= ACTION ITEM =
Your result should be every line of the records below that contains the word "content".

Data about app and page elements:
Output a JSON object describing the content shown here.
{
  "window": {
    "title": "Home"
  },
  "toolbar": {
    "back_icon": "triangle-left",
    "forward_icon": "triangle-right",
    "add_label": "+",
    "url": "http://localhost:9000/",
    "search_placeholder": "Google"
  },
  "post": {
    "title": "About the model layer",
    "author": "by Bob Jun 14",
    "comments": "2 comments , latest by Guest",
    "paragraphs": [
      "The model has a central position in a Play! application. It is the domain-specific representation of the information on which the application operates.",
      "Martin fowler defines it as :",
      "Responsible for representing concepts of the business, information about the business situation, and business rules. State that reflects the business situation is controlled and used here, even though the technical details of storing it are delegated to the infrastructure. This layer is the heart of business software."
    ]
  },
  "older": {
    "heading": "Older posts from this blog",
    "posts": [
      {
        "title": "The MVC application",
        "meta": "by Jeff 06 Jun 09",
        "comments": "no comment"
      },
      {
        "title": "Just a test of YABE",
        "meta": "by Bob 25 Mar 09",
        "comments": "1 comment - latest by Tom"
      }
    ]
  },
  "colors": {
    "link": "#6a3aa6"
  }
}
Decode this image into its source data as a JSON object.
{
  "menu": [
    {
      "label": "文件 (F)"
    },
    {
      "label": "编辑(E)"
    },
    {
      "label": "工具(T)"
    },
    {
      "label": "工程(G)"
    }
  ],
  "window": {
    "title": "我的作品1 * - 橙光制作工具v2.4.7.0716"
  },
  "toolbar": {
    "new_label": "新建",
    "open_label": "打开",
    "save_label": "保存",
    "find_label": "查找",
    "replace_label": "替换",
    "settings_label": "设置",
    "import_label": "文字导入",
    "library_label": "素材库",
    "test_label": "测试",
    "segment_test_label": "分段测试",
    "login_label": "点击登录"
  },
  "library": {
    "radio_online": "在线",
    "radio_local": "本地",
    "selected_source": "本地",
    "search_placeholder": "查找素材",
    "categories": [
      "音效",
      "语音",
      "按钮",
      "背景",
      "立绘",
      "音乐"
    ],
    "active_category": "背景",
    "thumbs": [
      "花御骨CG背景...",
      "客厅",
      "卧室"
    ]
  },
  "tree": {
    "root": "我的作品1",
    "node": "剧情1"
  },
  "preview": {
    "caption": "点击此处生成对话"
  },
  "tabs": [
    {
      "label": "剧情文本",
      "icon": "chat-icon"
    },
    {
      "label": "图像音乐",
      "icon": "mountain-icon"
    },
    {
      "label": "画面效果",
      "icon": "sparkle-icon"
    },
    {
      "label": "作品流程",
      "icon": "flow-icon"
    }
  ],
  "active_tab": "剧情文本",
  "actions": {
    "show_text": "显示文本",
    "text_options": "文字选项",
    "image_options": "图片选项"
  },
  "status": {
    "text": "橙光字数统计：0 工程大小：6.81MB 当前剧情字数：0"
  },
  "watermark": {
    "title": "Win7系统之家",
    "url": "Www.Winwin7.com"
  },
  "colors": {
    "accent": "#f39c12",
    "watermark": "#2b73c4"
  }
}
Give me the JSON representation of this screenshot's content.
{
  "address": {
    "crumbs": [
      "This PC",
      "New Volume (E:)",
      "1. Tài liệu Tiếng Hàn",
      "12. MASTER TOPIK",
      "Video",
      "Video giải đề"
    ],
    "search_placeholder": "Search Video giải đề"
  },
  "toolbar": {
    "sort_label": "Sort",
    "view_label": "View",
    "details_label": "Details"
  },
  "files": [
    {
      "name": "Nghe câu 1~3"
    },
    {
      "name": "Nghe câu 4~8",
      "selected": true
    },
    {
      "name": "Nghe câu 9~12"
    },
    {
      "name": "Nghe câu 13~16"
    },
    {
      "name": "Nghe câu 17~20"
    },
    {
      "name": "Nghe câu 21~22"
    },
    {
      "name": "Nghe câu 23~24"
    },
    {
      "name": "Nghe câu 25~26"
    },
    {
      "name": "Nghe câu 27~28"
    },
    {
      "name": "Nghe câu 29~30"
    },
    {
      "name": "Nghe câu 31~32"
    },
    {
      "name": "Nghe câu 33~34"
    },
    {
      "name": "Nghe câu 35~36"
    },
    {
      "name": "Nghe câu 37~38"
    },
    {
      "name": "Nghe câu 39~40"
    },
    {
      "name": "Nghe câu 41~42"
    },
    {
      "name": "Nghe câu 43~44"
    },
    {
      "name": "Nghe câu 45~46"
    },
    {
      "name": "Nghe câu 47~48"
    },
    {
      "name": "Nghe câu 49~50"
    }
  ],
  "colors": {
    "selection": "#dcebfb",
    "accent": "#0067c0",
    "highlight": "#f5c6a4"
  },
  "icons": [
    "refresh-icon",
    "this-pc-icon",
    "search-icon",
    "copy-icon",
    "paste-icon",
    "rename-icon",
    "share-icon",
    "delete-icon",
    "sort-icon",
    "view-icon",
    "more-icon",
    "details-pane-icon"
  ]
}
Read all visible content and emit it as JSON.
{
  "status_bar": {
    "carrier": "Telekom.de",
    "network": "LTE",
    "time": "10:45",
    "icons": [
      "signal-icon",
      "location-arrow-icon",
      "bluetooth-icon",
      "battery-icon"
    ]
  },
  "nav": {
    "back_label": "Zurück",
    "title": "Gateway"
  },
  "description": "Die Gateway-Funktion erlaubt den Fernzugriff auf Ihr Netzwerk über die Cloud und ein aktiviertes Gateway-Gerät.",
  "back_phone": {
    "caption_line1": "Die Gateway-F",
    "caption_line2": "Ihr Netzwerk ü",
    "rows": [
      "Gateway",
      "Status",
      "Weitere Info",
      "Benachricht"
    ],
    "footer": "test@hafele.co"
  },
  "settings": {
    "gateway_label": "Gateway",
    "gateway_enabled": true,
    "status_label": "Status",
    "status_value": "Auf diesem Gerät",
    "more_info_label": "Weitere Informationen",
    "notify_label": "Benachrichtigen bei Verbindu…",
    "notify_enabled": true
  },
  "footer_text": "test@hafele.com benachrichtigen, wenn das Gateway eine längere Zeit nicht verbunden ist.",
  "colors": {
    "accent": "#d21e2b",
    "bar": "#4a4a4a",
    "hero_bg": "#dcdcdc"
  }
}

= OUTPUT =
Output a JSON object describing the content shown here.
Give me the JSON representation of this screenshot's content.
Read all visible content and emit it as JSON.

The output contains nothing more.